Illustration: “Ecce Cervantes” an entry by Brazil‘s Gustavo Berocan in The Cecilia Prize, a contest honoring amateur art restorer Cecilia Gimenez. To date, the contest has received about 4,000 entries. View the gallery here.



Poem by Fred Voss

As he has every night for 4 months Frank is reading MOBY DICK

(a novel he has read 5 times)

to Jane before they go to sleep.

Having reached chapter 72 he reads details of how a whale is stabbed and speared

again and again at close range by laughing pipe-smoking sailors until the whale

spouts blood

and rolls over and the sailors carve up its blubber and cut off

its head

and gather whale vomit.

Frank smiles and says, “Melville’s detailing of the tools and skills of whaling

is just like what I do with the machine shop

in my poems,”

as Jane sighs and bites her fingernails.


“Frank, please stop,” Jane says. “I can’t take anymore. I can’t even swim.

We’ve got to get off the Pequod. I want romance.

I want you to read to me from MY BOOK now.”

Frank winces

and reaches for Jane’s pretty little book ELIZABEH AND PHILIP

in which he has reached chapter 2 and reads

of their royal wedding on November 20, 1947

wedding presents

rings and jewelers

wedding gown with rose-and-corn-ear-patterned lace pink carnation floral decorations

chauffeurs and royal coaches and The King’s Valet

and what the Huntley and Palmers wedding cake was made of and how much it weighed

are detailed and analyzed to Jane’s smiling anglophile delight.

Frank and Jane look at the photographs of Elizabeth and Philip standing at the

Westminster Abbey altar waving out the windows of the Cinderella carriage

smiling from the Palace balcony.
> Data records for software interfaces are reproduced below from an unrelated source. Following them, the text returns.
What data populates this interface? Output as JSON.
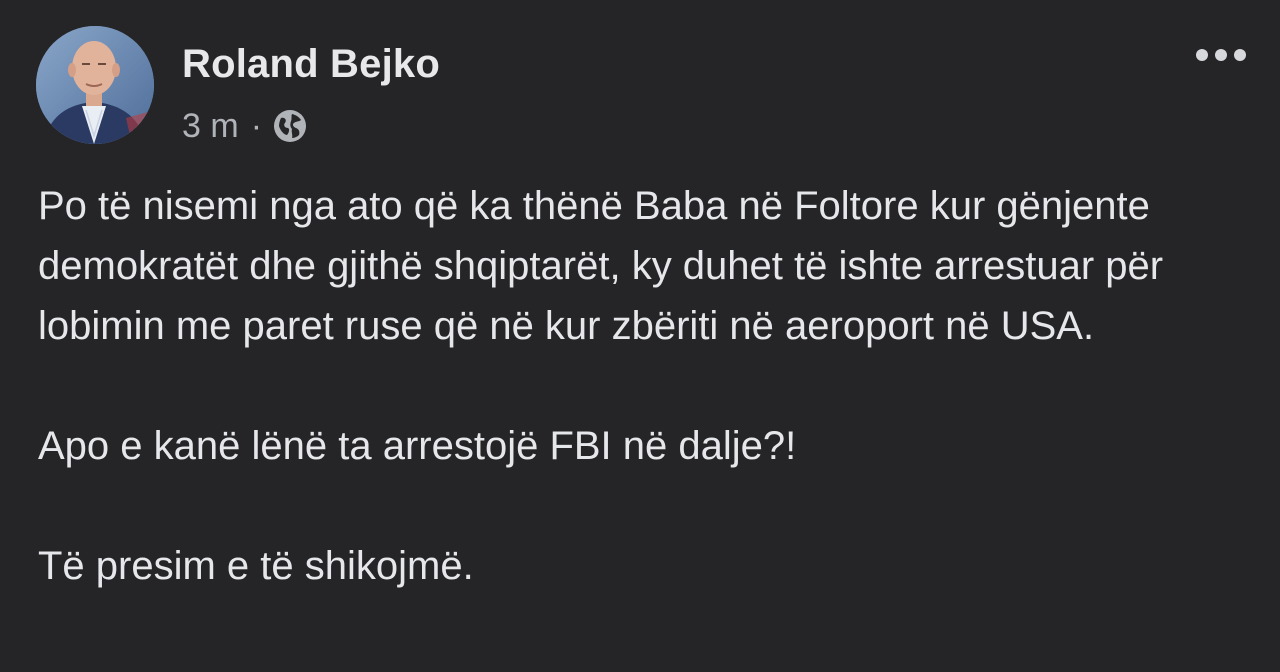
{
  "post": {
    "author": "Roland Bejko",
    "time": "3 m",
    "separator": "·",
    "audience_icon": "globe-icon",
    "more_icon": "more-options-icon",
    "paragraphs": [
      "Po të nisemi nga ato që ka thënë Baba në Foltore kur gënjente demokratët dhe gjithë shqiptarët, ky duhet të ishte arrestuar për lobimin me paret ruse që në kur zbëriti në aeroport në USA.",
      "Apo e kanë lënë ta arrestojë FBI në dalje?!",
      "Të presim e të shikojmë."
    ]
  },
  "colors": {
    "background": "#252527",
    "text": "#e6e7ea",
    "secondary_text": "#b0b3b8"
  }
}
“Oh wasn’t Elizabeth beautiful! Royal weddings are so romantic!” Jane gushes

as Frank writhes and slaps shut the pretty little book
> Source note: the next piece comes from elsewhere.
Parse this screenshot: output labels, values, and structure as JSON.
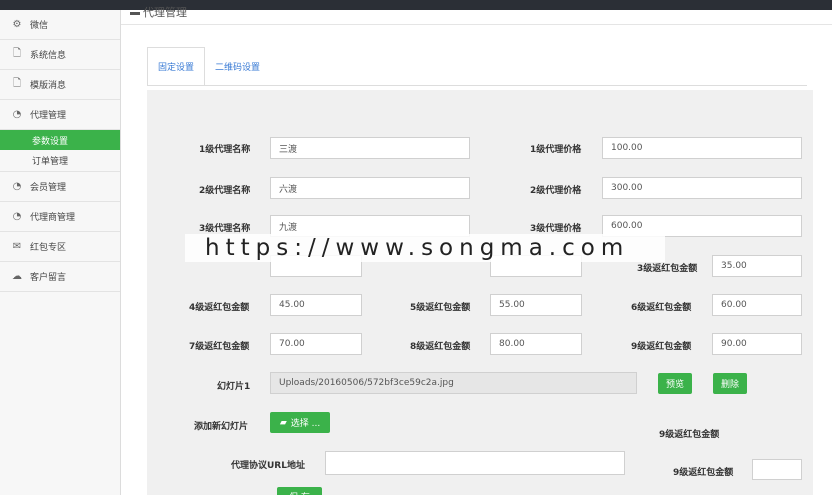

unable to take any more and eager for tomorrow night

when he can get back to the fun and pleasure of reading MOBY DICK

with tattooed-all-over shrunken-head-carrying cannibal Queequeg

and a giant Albino whale
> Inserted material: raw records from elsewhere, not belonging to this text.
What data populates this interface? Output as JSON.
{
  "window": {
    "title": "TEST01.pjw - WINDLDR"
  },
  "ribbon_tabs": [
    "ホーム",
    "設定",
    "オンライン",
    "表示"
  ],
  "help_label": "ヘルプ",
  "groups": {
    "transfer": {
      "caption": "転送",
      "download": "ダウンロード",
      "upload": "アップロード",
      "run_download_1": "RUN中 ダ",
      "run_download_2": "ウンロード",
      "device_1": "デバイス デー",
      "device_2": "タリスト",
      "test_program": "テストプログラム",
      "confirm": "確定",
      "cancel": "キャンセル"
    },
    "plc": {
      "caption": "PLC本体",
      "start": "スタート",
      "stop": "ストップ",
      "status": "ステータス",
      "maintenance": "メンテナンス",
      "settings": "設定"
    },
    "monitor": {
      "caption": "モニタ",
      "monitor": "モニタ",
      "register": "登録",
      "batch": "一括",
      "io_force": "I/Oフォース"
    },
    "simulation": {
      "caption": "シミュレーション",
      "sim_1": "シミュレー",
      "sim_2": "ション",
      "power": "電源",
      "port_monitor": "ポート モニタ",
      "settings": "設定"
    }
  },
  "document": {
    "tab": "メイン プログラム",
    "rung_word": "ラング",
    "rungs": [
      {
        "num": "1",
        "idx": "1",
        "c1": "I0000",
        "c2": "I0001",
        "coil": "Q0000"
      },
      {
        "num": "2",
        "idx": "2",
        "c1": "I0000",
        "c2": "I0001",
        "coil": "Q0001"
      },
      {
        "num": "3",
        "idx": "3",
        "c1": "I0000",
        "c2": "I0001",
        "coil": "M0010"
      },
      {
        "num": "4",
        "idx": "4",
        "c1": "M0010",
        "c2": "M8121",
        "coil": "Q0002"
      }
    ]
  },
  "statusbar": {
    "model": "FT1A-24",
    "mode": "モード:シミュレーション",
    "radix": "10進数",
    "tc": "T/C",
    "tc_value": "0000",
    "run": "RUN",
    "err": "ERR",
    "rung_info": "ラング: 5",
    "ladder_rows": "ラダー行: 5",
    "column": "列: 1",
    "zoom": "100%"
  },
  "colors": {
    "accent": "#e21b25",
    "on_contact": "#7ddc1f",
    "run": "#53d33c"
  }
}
who methodically saws off Captain Ahab’s leg and drowns sailors with a slap of its tail

and finally rams and sinks the Pequod itself in the middle of the Pacific Ocean

leaving Ishmael afloat on Queequeg’s coffin

like an orphan ready to be rescued

by the ship Rachel looking for its lost sailors.

Now what royal wedding,

dear readers,

could be more romantic

than all that?


“Girl with Balloon” by Banksy

Find out more about street artist Banksy in the 2010 documentary Exit Through the Gift Shop. Lots of interesting info in this New York Times article.